• [EXERCISE]: Word for word, write out all the entries below, omitting every picture.

---------- LISTED ENTRIES

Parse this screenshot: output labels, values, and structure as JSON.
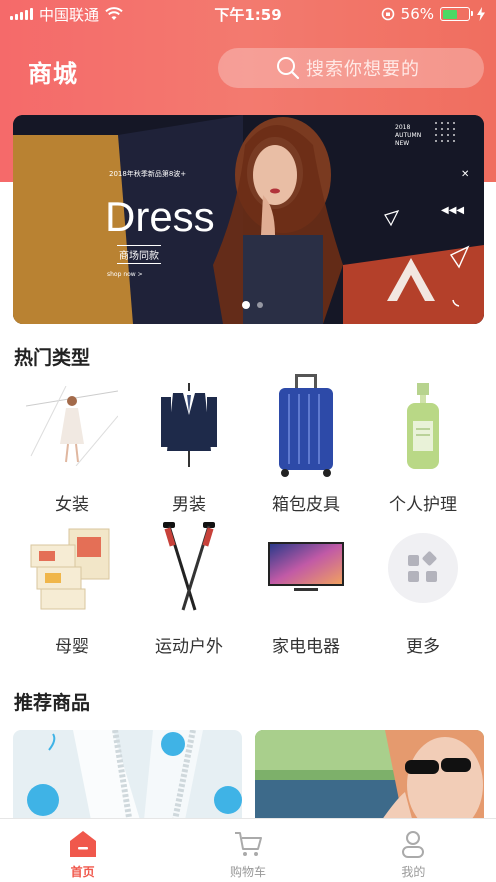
{
  "status_bar": {
    "carrier": "中国联通",
    "time": "下午1:59",
    "battery_percent": "56%",
    "battery_level": 0.56,
    "battery_color": "#4cd964"
  },
  "header": {
    "title": "商城",
    "search_placeholder": "搜索你想要的"
  },
  "banner": {
    "headline": "Dress",
    "caption": "商场同款",
    "small_top": "2018年秋季新品第8波+",
    "shop_now": "shop now >",
    "corner_lines": [
      "2018",
      "AUTUMN",
      "NEW"
    ],
    "active_page": 1,
    "page_count": 2
  },
  "hot_section": {
    "title": "热门类型",
    "items": [
      {
        "label": "女装",
        "icon": "womens-clothing-icon"
      },
      {
        "label": "男装",
        "icon": "mens-clothing-icon"
      },
      {
        "label": "箱包皮具",
        "icon": "luggage-icon"
      },
      {
        "label": "个人护理",
        "icon": "personal-care-icon"
      },
      {
        "label": "母婴",
        "icon": "mother-baby-icon"
      },
      {
        "label": "运动户外",
        "icon": "trekking-poles-icon"
      },
      {
        "label": "家电电器",
        "icon": "television-icon"
      },
      {
        "label": "更多",
        "icon": "more-grid-icon"
      }
    ]
  },
  "recommend_section": {
    "title": "推荐商品"
  },
  "tab_bar": {
    "items": [
      {
        "label": "首页",
        "icon": "home-icon",
        "active": true
      },
      {
        "label": "购物车",
        "icon": "cart-icon",
        "active": false
      },
      {
        "label": "我的",
        "icon": "profile-icon",
        "active": false
      }
    ],
    "accent": "#f0584c"
  }
}
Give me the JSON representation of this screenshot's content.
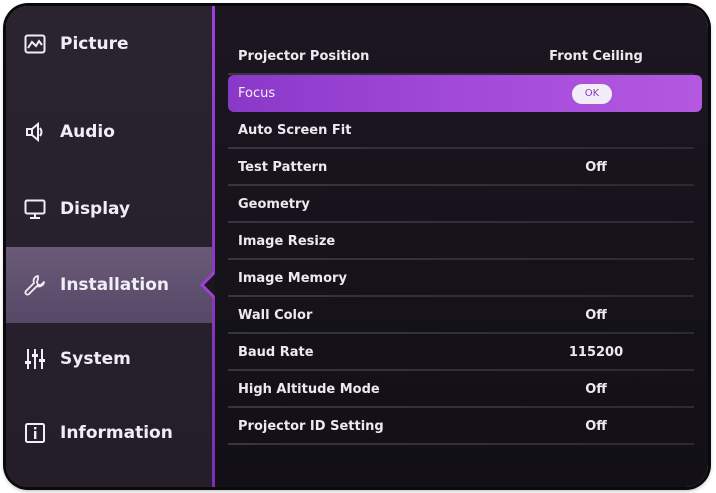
{
  "sidebar": {
    "items": [
      {
        "label": "Picture",
        "icon": "picture-icon"
      },
      {
        "label": "Audio",
        "icon": "speaker-icon"
      },
      {
        "label": "Display",
        "icon": "monitor-icon"
      },
      {
        "label": "Installation",
        "icon": "wrench-icon",
        "active": true
      },
      {
        "label": "System",
        "icon": "sliders-icon"
      },
      {
        "label": "Information",
        "icon": "info-icon"
      }
    ]
  },
  "menu": {
    "rows": [
      {
        "label": "Projector Position",
        "value": "Front Ceiling"
      },
      {
        "label": "Focus",
        "value": "OK",
        "selected": true
      },
      {
        "label": "Auto Screen Fit",
        "value": ""
      },
      {
        "label": "Test Pattern",
        "value": "Off"
      },
      {
        "label": "Geometry",
        "value": ""
      },
      {
        "label": "Image Resize",
        "value": ""
      },
      {
        "label": "Image Memory",
        "value": ""
      },
      {
        "label": "Wall Color",
        "value": "Off"
      },
      {
        "label": "Baud Rate",
        "value": "115200"
      },
      {
        "label": "High Altitude Mode",
        "value": "Off"
      },
      {
        "label": "Projector ID Setting",
        "value": "Off"
      }
    ]
  },
  "colors": {
    "accent": "#a040d8",
    "active_sidebar": "#5e4e6e",
    "background": "#17131c"
  }
}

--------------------

• [FINAL ANSWER]:
Parse this screenshot: output labels, values, and structure as JSON.
{
  "status_bar": {
    "carrier": "中国联通",
    "time": "下午1:59",
    "battery_percent": "56%",
    "battery_level": 0.56,
    "battery_color": "#4cd964"
  },
  "header": {
    "title": "商城",
    "search_placeholder": "搜索你想要的"
  },
  "banner": {
    "headline": "Dress",
    "caption": "商场同款",
    "small_top": "2018年秋季新品第8波+",
    "shop_now": "shop now >",
    "corner_lines": [
      "2018",
      "AUTUMN",
      "NEW"
    ],
    "active_page": 1,
    "page_count": 2
  },
  "hot_section": {
    "title": "热门类型",
    "items": [
      {
        "label": "女装",
        "icon": "womens-clothing-icon"
      },
      {
        "label": "男装",
        "icon": "mens-clothing-icon"
      },
      {
        "label": "箱包皮具",
        "icon": "luggage-icon"
      },
      {
        "label": "个人护理",
        "icon": "personal-care-icon"
      },
      {
        "label": "母婴",
        "icon": "mother-baby-icon"
      },
      {
        "label": "运动户外",
        "icon": "trekking-poles-icon"
      },
      {
        "label": "家电电器",
        "icon": "television-icon"
      },
      {
        "label": "更多",
        "icon": "more-grid-icon"
      }
    ]
  },
  "recommend_section": {
    "title": "推荐商品"
  },
  "tab_bar": {
    "items": [
      {
        "label": "首页",
        "icon": "home-icon",
        "active": true
      },
      {
        "label": "购物车",
        "icon": "cart-icon",
        "active": false
      },
      {
        "label": "我的",
        "icon": "profile-icon",
        "active": false
      }
    ],
    "accent": "#f0584c"
  }
}
Give me the JSON representation of this screenshot's content.
{
  "sidebar": {
    "items": [
      {
        "label": "Picture",
        "icon": "picture-icon"
      },
      {
        "label": "Audio",
        "icon": "speaker-icon"
      },
      {
        "label": "Display",
        "icon": "monitor-icon"
      },
      {
        "label": "Installation",
        "icon": "wrench-icon",
        "active": true
      },
      {
        "label": "System",
        "icon": "sliders-icon"
      },
      {
        "label": "Information",
        "icon": "info-icon"
      }
    ]
  },
  "menu": {
    "rows": [
      {
        "label": "Projector Position",
        "value": "Front Ceiling"
      },
      {
        "label": "Focus",
        "value": "OK",
        "selected": true
      },
      {
        "label": "Auto Screen Fit",
        "value": ""
      },
      {
        "label": "Test Pattern",
        "value": "Off"
      },
      {
        "label": "Geometry",
        "value": ""
      },
      {
        "label": "Image Resize",
        "value": ""
      },
      {
        "label": "Image Memory",
        "value": ""
      },
      {
        "label": "Wall Color",
        "value": "Off"
      },
      {
        "label": "Baud Rate",
        "value": "115200"
      },
      {
        "label": "High Altitude Mode",
        "value": "Off"
      },
      {
        "label": "Projector ID Setting",
        "value": "Off"
      }
    ]
  },
  "colors": {
    "accent": "#a040d8",
    "active_sidebar": "#5e4e6e",
    "background": "#17131c"
  }
}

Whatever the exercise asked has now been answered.